New Technology File System
Now that I’ve covered FAT16 and FAT32 both in excruciating detail, let’s turn our attention to NTFS, the proprietary file system for WinNT. While FAT32 was a decent system, it lacked some of the more advanced features that many businesses need to run a network. Chief among them are file level security, encryption, event logging, error recovery and compression. NTFS (5.0) provides all of these features in a nicely optimized package.
The feature that NT is probably best known for is its file level security. With NTFS permissions, you can control which users have what kind of access to which files. This is a stark contrast to the “security” in Windows 9x, where the system policy editor affords the only measure of protection. Once a knowledgeable user gets past the policy protections, which is only skin deep (or interface deep), every file on the system is his for the taking. In Windows NT, even if you get past the interface lockouts, you’ll still have a hell of a time accessing other people’s files, because they are locked at the file level.
Before I discuss how to set file permissions, we need to take a step back and look quickly at how permissions in general work on Windows NT. Windows NT’s security model is an entire topic onto itself. So I will not cover it in detail here. However, a general overview will prove beneficial.
With Windows NT, you can assign security at two different levels – on a per user basis, and on a group basis. So, if there is a user called Jane who belongs to the Marketing User Group, you can affect Jane’s access permissions by either assigning permissions to her account, or to her group. So what happens if Jane’s group has Modify Access to a document, but Jane is only assigned Read Access? Surprising enough, the least restrictive of the two permission sets takes precedence, in this case, the Modify Access. The one glaring exception is the No Access permission. If a No Access permission is assigned at any level, the user has no access, regardless if any other permissions assigned. So if the Marketing Group is assigned No Access, Jane would have no access even if her account is assigned Full Control.
So there you have it, NT file level security at a glance. There is so much more to it, but as this is an intro article, a more in-depth exploration of NT file security seems more appropriate in a separate article. With that said, let’s take a look at some of the other features of NTFS.
Another useful feature is compression. It works transparently (like DriveSpace), and can be assigned to individual files (unlike DriveSpace). To turn on compression for a file, right-click on it and choose Properties. From the Properties menu, you can check the Compressed attribute. The same can be done on a directory.
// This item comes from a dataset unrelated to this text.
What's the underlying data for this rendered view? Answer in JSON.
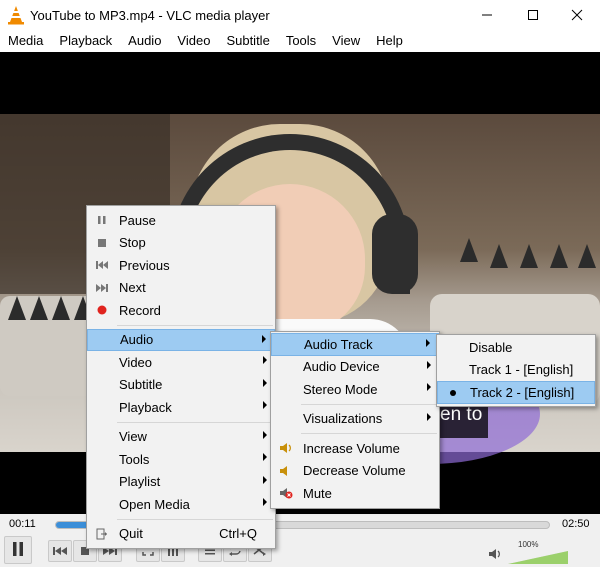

But what is even more useful is the encrypted file system (EFS) included in NTFS 5.0. With EFS, you can actually encrypt a file, rather than just protect it via permissions. This is a long overdue feature since there are other operating systems on the market which will read files on an NTFS volume while bypassing the NT security. BeOS is one example, one which I have used. Various flavors of Linux might also provide similar functionality, though I have yet to personally encounter one. However, if a file is encrypted, then such dangers are drastically mitigated. NT5’s EFS is a system level service, which means it runs even when all users are logged off. This also prevents hackers from easily disabling the program, as is the case with user mode encryption programs. Moreover, the encryption system works transparently with respect to the user. What that means is that if a user has permissions to decrypt the file, then when the file is being accessed, it will be decrypted seamlessly, without any user intervention. On the other hand, if the user does not have appropriate access, then an “Access Denied” error will pop up.
In principle, EFS works on a public/private key system (via CryptoAPI if you are interested). When a file is encrypted, a file encryption key (FEK) is automatically generated. That randomly generated FEK is used to encrypt the file(or folder). The FEK is then, itself, encrypted using the user’s public key. A list of encrypted FEKs is stored as a part of the file content. When the user tries to access the file, the system will attempt to decrypt the FEK with the user’s private key. If it succeeds, then the decrypted FEK is then used to decrypt the actual file. However, if a file is copied to a non-NTFS partition, then a plaintext version of the file is created.
To activate encryption, simply right-click on a folder and choose Properties from the popup. Then simply check the Encrypt checkbox. By default, Windows Explorer will only allow folders to be encrypted (which is the recommended method). However, the command CIPHER can be used to encrypt on a per file basis. To encrypt:
CIPHER /e myfile.txt
CIPHER /d myfile.txt
The other nice thing about EFS is that it offers a data recovery mechanism. A data recovery agent is automatically configured. In a Windows 2000 domain, that defaults to the domain admin. The assigned security agent could then decrypt any file that is under his scope. It is important to note that when recovery occurs, only the file’s FEK is revealed, and NOT the user’s public key. This way, it prevents the security agent from accessing files that are not under his scope. As always, the domain admin will have the power to delegate security recovery rights to other user groups as to provide both flexibility and redundancy.